My efforts feel small in comparison with the task, but if they encourage others, it is worthwhile. If we humans accept our collective role in creating this dilemma, it will empower us. Our communities need to lead the way. The scale of the unfolding disaster is immense in my eyes, yet I take deep hope in the ability for ordinary human beings to reach within and respond with love, courage and grace.

His Holiness the Dalai Lama has stated: “In the present circumstances, no one can afford to assume that someone else will solve their problems. Every individual has a responsibility to guide our global family in the right direction. Good wishes are not sufficient; we must become actively engaged.” And “Today, more than ever before, life must be characterized by a sense of universal sense of responsibility, not only nation to nation and human to human, but also human to other forms of life”

I was honoured when a koala was released into our garden for respite after she was rescued in heat stress on a hot windy day of catastrophic fire warning. It is a privilege to provide refuge for others. May we heed the signs from Drosera and Koala – and commit to living the change for the sake of all.
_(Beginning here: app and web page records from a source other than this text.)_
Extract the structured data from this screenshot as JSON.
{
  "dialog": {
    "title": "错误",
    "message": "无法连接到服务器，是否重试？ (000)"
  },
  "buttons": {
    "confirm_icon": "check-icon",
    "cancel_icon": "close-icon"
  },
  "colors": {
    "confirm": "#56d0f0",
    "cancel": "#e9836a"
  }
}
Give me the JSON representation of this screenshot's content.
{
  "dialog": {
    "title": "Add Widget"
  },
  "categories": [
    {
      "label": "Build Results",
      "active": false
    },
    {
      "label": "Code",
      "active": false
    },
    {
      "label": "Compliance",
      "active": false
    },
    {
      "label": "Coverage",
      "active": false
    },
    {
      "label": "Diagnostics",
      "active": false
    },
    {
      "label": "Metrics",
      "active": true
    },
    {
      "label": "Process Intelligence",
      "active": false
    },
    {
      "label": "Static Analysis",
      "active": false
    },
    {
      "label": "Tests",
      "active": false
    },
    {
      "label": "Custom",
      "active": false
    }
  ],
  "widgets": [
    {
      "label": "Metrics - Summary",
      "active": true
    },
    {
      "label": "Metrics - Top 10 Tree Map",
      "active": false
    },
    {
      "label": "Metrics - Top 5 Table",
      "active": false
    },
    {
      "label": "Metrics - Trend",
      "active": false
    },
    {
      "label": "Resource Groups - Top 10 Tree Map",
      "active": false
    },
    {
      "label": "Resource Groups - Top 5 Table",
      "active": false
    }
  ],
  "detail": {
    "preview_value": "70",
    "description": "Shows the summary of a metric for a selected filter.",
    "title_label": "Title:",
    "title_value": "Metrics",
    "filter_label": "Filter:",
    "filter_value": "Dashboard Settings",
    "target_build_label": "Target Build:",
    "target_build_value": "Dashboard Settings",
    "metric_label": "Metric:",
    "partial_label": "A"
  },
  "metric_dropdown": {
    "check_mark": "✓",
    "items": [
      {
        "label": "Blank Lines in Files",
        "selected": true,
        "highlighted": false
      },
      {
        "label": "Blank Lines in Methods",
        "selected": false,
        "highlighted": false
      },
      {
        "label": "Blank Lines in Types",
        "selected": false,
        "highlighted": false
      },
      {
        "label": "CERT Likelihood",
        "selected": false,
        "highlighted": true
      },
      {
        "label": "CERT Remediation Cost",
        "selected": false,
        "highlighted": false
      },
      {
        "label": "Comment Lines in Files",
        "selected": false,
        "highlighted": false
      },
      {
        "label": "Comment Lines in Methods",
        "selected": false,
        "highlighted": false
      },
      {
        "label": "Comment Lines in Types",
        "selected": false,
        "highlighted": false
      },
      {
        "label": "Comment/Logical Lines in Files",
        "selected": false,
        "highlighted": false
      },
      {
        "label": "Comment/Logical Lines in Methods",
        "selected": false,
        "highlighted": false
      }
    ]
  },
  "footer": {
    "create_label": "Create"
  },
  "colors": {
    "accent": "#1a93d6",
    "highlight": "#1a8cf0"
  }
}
  • In what ways are you inspired to Live The Change? Write down three specific examples.
  • What “climate symbol” would you use to represent the place where you live? Why did you choose this and what insight does it offer us for our path forward?

Philippa RowlandPhilippa Rowland is President of the Multifaith Association of South Australia and a member of ARRCC (the Australian Religious Response to Climate Change).